__Work item__.
Going line by line through the entries below, count those that contain "gyutaekim". Give the number by itself.
*** Data Section Begins ***
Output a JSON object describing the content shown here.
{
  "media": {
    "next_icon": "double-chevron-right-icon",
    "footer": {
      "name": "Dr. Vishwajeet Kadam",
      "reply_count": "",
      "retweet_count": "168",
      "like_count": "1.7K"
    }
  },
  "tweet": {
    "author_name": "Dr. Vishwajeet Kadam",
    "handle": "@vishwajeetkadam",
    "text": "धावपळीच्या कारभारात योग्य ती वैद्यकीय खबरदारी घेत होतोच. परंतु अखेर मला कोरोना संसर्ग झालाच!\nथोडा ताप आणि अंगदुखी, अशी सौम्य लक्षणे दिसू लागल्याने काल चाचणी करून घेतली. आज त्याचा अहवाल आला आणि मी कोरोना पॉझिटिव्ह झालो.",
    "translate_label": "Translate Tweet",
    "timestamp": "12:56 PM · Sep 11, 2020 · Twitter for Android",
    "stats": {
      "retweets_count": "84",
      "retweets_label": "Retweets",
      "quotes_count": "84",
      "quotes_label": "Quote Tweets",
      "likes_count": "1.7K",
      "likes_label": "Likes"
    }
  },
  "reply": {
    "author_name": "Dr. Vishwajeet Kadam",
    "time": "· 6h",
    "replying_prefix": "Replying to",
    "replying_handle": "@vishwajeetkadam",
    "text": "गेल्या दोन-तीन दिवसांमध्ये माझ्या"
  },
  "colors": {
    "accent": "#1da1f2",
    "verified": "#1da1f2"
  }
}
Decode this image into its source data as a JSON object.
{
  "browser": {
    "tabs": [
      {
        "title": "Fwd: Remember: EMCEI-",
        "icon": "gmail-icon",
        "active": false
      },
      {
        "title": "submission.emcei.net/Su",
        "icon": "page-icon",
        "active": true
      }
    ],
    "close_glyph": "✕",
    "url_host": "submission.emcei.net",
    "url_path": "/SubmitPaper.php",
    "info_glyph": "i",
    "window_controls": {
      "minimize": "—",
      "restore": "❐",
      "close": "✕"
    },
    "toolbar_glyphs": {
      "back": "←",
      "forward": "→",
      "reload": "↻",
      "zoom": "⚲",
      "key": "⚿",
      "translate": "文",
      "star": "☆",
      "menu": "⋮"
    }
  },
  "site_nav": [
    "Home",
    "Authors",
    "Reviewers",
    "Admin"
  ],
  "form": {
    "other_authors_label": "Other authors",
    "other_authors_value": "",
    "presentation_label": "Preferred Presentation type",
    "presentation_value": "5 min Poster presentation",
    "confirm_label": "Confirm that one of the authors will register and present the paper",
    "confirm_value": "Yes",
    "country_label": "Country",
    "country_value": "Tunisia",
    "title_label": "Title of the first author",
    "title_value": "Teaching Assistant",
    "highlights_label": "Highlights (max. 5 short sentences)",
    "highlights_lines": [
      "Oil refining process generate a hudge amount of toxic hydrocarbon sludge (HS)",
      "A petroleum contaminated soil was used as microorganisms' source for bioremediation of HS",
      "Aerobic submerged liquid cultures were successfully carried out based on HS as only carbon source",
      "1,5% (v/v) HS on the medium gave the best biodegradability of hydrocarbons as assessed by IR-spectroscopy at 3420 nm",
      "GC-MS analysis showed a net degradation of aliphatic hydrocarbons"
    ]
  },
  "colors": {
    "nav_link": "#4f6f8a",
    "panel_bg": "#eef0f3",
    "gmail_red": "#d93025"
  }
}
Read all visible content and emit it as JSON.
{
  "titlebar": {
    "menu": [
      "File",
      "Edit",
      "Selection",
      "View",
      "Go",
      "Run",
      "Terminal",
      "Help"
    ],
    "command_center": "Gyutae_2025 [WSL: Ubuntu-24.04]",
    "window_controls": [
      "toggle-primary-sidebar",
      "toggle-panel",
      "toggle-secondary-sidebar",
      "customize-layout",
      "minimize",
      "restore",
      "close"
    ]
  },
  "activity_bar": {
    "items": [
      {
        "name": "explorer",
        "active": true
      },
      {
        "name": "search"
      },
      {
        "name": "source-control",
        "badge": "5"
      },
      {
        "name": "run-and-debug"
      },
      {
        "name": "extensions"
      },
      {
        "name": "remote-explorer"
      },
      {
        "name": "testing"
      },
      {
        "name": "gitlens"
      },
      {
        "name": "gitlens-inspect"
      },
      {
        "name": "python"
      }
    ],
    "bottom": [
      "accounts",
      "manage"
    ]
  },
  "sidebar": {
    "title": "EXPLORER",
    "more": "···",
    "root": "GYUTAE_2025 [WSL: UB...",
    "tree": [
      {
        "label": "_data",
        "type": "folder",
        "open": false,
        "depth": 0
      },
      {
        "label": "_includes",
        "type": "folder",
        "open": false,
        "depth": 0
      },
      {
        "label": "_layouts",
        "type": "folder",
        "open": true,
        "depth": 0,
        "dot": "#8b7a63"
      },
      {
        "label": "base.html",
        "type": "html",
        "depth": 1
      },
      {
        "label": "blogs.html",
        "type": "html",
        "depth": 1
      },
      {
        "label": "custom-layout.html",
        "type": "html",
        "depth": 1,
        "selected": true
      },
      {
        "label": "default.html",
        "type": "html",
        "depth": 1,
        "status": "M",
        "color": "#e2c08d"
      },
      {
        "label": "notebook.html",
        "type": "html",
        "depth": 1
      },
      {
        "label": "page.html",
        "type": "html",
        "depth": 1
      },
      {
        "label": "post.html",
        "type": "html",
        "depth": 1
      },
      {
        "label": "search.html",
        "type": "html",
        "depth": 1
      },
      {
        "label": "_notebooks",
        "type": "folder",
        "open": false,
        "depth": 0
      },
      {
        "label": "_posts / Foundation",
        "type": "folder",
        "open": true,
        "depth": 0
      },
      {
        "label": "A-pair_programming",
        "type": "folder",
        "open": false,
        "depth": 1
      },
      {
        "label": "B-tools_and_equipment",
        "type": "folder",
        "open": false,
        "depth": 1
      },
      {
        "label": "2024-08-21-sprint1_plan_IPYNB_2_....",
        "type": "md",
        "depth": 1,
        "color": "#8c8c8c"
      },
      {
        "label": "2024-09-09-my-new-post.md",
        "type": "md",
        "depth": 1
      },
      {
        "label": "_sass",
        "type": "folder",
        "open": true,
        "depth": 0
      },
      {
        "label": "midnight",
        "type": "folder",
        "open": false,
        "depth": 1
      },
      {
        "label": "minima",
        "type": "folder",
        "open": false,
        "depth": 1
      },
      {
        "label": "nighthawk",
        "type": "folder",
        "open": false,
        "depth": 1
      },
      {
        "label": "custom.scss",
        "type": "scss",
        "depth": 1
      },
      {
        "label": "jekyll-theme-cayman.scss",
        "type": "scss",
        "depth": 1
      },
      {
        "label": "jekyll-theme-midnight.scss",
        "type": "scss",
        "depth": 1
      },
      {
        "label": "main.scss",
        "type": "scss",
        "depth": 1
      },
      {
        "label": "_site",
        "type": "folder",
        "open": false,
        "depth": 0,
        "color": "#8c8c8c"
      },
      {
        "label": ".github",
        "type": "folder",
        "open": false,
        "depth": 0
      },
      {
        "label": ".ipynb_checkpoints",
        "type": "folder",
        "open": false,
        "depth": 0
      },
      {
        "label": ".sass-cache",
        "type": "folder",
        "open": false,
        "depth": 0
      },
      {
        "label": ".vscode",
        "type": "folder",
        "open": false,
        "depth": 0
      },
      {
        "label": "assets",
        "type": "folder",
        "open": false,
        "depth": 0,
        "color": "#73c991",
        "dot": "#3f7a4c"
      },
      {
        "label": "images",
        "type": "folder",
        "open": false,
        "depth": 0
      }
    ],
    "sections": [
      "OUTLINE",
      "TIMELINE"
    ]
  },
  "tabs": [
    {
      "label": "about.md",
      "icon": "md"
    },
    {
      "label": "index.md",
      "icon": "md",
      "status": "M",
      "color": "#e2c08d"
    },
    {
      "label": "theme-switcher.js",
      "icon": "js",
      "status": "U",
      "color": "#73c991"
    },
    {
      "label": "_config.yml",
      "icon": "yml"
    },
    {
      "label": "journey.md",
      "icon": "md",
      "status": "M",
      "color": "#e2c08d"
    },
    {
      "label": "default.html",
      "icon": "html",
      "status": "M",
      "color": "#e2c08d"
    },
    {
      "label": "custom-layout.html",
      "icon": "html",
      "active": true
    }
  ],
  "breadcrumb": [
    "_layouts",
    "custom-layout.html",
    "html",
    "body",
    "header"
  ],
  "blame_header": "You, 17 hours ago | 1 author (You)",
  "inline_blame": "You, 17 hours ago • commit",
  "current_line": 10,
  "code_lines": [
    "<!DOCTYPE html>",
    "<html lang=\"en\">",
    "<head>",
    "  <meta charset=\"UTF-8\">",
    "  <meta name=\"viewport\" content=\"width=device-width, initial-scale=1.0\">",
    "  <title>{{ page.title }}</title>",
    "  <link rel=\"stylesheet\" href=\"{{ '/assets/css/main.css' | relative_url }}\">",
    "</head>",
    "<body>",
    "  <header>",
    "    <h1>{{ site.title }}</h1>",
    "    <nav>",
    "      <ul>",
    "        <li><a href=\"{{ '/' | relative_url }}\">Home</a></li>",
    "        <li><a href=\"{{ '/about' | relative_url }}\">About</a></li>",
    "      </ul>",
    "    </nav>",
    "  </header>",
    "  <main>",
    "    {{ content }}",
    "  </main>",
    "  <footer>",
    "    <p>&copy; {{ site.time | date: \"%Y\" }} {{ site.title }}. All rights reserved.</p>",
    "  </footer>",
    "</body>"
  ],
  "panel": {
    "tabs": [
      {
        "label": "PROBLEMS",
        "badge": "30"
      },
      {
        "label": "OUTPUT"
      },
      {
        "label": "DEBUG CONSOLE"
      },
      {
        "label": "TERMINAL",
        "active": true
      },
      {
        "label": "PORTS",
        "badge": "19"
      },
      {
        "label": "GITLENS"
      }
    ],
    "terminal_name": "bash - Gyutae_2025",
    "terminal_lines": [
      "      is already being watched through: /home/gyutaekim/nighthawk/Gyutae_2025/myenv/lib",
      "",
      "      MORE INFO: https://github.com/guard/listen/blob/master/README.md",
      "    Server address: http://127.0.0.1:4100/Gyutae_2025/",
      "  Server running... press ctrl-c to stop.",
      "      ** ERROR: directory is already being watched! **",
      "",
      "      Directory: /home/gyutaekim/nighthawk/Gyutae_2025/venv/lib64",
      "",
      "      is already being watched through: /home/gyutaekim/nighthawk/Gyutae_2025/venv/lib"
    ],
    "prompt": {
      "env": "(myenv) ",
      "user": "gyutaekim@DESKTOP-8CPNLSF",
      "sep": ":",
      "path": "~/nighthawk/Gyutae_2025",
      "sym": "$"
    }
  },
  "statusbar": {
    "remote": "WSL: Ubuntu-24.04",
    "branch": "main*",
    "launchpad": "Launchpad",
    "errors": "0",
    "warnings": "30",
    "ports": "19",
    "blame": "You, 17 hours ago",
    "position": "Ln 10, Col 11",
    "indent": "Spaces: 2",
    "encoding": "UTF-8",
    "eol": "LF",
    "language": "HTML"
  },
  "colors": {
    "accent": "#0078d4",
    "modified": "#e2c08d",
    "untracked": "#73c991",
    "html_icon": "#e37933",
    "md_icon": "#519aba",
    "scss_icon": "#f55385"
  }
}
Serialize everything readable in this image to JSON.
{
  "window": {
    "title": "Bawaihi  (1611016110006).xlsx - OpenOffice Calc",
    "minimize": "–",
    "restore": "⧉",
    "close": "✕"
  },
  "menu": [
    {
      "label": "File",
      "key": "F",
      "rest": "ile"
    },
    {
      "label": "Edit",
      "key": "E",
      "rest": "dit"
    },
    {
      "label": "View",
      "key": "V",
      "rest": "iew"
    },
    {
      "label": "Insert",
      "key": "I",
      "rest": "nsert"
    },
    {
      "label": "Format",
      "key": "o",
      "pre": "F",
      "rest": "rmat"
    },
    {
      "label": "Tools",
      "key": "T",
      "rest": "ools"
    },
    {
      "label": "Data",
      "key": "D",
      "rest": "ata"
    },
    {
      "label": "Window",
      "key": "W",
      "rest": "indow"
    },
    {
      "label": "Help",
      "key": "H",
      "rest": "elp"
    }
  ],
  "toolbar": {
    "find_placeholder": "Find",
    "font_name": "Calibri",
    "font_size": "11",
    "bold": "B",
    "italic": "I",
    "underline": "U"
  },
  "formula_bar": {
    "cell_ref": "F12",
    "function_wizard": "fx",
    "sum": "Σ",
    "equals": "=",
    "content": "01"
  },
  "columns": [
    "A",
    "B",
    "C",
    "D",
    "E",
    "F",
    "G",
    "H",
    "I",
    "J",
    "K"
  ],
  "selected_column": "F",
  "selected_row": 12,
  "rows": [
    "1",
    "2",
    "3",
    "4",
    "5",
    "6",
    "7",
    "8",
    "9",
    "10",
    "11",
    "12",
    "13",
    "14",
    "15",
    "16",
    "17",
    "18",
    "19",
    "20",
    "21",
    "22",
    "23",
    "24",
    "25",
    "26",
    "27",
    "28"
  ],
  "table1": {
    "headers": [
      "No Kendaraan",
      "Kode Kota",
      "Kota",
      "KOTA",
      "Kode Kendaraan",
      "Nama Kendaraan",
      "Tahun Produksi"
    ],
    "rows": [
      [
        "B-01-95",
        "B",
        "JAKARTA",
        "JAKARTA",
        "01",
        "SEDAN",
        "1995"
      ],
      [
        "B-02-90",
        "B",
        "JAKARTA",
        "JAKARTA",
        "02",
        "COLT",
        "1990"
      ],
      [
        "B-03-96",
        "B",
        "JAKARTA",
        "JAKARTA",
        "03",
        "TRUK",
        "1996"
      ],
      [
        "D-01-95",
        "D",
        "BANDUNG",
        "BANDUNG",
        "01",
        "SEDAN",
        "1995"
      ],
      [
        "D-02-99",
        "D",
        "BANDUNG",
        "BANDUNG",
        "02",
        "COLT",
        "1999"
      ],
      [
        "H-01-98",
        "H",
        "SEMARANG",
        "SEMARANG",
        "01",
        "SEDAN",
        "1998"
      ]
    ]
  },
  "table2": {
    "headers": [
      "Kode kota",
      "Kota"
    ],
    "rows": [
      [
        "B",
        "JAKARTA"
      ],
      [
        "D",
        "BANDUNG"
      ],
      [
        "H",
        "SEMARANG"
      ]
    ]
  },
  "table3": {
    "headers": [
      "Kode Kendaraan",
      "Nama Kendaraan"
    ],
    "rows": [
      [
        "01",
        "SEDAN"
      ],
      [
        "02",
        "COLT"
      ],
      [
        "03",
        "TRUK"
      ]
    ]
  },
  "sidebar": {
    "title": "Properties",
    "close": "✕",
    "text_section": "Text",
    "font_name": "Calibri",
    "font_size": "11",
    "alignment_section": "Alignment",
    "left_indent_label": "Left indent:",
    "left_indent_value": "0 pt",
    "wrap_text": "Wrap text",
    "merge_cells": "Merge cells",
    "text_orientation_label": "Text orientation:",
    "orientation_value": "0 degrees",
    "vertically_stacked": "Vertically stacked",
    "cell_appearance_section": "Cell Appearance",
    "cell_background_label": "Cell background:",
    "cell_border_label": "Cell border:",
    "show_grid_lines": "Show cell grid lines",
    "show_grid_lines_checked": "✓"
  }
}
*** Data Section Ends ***
__Expected output__.
4